We need to keep music history alive by telling the younger generation about their culture and where it all began musically. They need to know where certain musical sounds originated and why we could record freely. Children and youth don’t know an Al Green or James Brown record or any other classic R&B artists. We can’t blame them; we must look at the parents, elders and schools for not exposing them to old school music.
How does it feel when people label your music as “classics,” over three decades later?
It’s a rewarding experience and I felt like I record music that would last for a lifetime. I wrote songs that people can embrace years later. I didn’t write songs for music or fame. When I hear people say remarkable things about my records, it makes me feel good and puts me at ease.
How did you collaborate with Sean “Diddy” Combs on Biggie’s classic, “Juicy?”
I had a meeting with Uptown Records president, Andre Harrell who was writing “NY Undercover” and I already knew Puffy. He told me about his new artist, Biggie Smalls. We worked out a deal where he can sample the “Juicy Fruit,” record. When the “Juicy,” record was released, it introduced a whole new generation.
What was it like working with the Queen of Hip-Hop Soul, Mary J. Blige?

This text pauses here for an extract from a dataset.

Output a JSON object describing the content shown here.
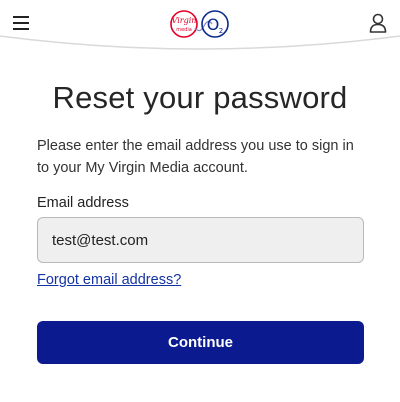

I met Mary J. Blige on three occasions: 1) “New York Undercover”; she was doing a remake of “Natural Woman.” 2) 1996 Atlanta Olympic Games 3) “The Tour” album. I’ve worked with so many people in the industry and my top three are Mary J. Blige, K-Ci & Jo-Jo and D’Angelo. I love Mary; she is truly a gift. I love the way she works musically because she found her own sound.
What are your upcoming projects in 2018?
I will tour with Mtume and currently working with Tawatha Agee in the studio to record her album. We’ll be working with younger producers, singers and songwriters to merge music with the past and present. It’s great that Tawatha and I can work together again because she was the “voice of the band.” We also wrapped up an episode of “Unsung,” so that should be released in the spring. I turned the network [TV One] down for eight years, but I finally decided to be featured on the show.